▸ **REQUIREMENT**:
Every line below that has the string "description" adds one to the count. Give that count by itself.

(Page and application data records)
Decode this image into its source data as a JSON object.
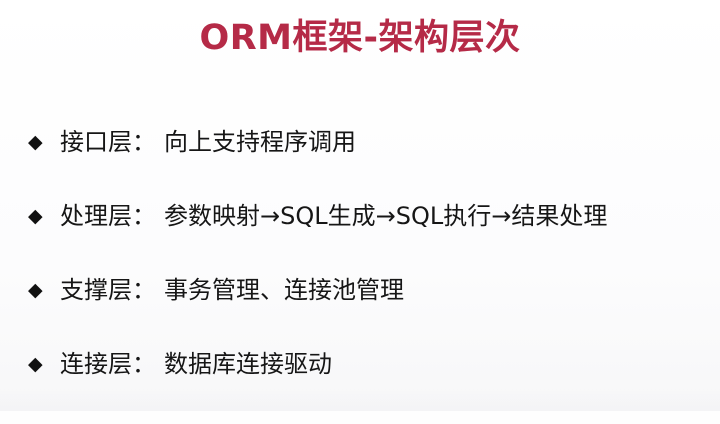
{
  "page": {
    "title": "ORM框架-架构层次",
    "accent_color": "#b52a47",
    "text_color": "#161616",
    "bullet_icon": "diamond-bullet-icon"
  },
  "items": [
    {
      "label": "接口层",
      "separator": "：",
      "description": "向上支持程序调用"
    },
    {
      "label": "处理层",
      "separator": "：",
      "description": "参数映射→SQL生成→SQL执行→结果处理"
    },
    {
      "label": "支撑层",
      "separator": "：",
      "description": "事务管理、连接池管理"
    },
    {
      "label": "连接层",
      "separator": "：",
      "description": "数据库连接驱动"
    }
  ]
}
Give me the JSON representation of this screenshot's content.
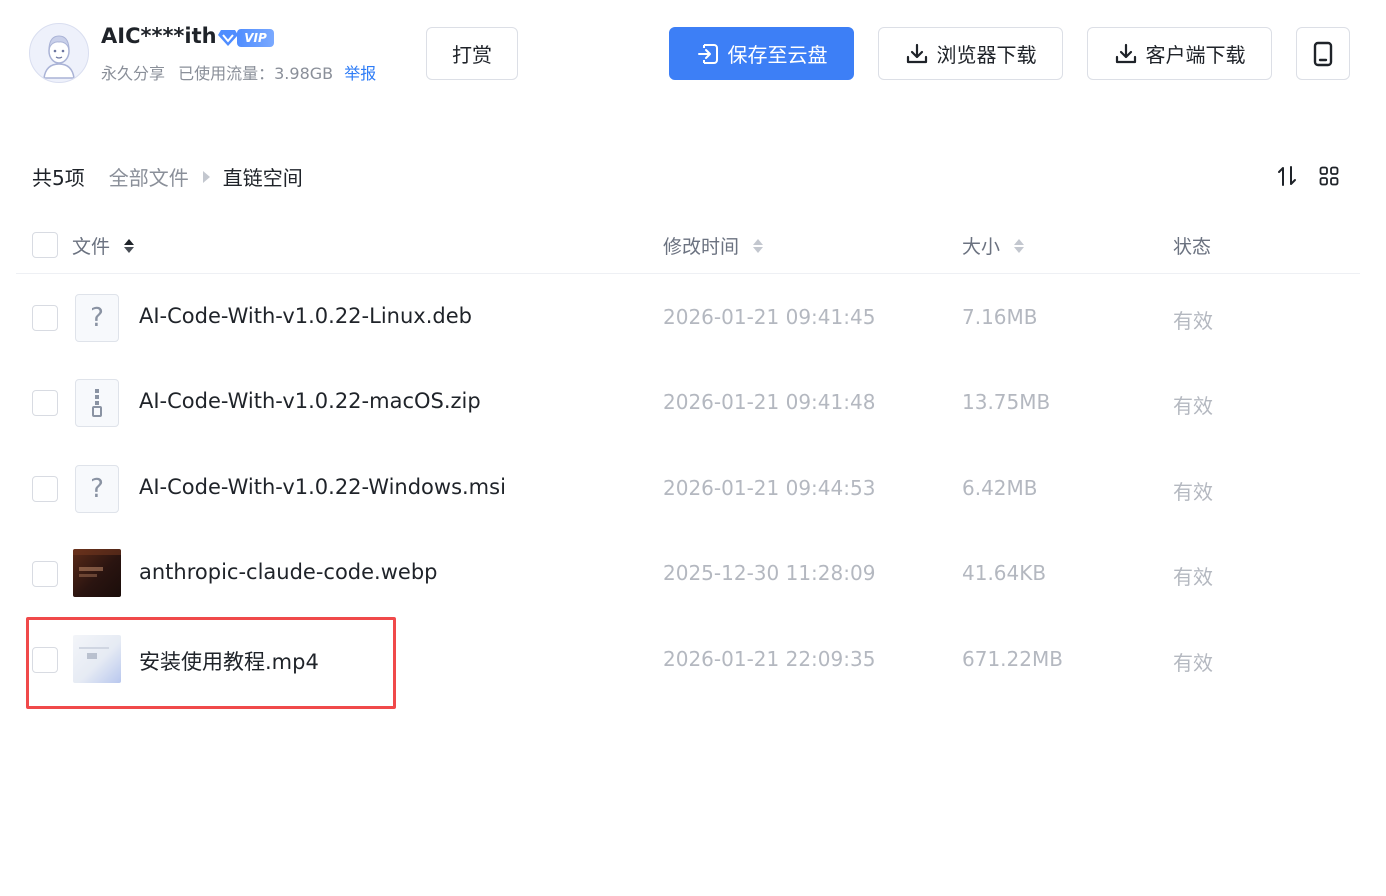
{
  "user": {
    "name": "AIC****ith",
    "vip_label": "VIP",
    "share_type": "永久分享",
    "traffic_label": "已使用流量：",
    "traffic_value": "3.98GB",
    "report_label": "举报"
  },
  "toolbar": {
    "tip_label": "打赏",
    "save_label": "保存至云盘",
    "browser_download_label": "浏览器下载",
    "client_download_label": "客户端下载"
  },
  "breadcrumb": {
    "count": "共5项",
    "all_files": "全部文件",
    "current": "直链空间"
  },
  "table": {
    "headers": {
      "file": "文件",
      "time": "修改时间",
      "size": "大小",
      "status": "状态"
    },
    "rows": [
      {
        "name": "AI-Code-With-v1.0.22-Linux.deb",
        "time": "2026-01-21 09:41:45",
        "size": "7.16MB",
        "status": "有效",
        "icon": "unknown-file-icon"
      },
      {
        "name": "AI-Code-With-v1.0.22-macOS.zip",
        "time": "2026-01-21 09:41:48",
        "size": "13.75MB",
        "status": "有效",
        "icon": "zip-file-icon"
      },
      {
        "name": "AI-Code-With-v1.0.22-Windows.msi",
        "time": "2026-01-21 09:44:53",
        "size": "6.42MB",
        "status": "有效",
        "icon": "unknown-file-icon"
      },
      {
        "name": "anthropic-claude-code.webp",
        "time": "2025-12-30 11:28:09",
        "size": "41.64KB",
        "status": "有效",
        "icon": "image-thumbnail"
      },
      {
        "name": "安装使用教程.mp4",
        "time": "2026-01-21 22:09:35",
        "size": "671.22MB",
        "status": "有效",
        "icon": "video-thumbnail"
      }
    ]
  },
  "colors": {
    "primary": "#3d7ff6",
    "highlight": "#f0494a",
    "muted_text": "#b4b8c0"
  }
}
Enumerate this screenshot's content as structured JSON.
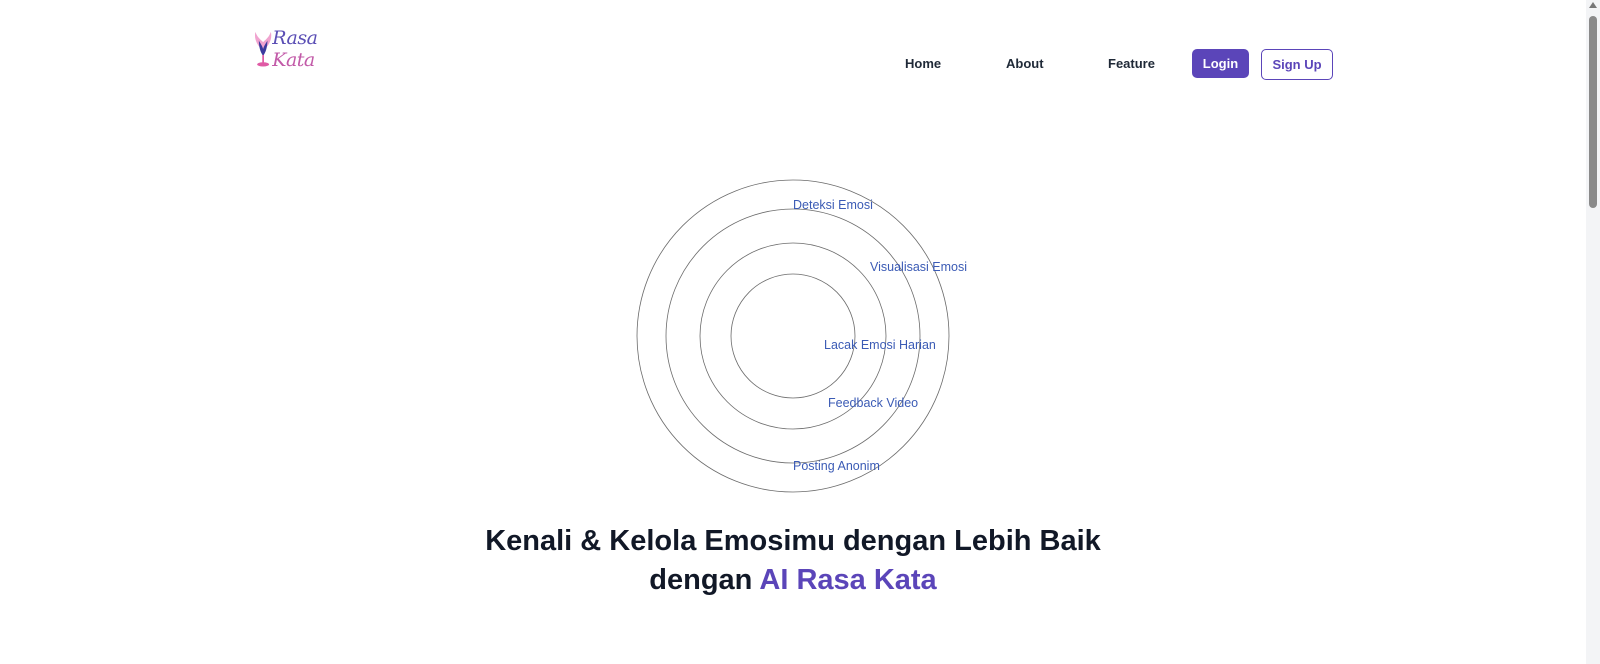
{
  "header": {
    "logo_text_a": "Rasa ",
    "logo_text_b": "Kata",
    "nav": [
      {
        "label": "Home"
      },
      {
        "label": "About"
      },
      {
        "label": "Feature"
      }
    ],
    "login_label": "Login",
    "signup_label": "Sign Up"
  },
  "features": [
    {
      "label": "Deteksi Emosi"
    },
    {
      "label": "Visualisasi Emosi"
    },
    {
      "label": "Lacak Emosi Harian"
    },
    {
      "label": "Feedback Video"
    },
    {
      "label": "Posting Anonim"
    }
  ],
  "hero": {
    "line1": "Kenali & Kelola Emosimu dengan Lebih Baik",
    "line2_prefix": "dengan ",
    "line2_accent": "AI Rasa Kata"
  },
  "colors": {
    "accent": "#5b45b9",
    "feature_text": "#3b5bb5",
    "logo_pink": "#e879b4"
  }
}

▸ **ANSWER BOX**:
4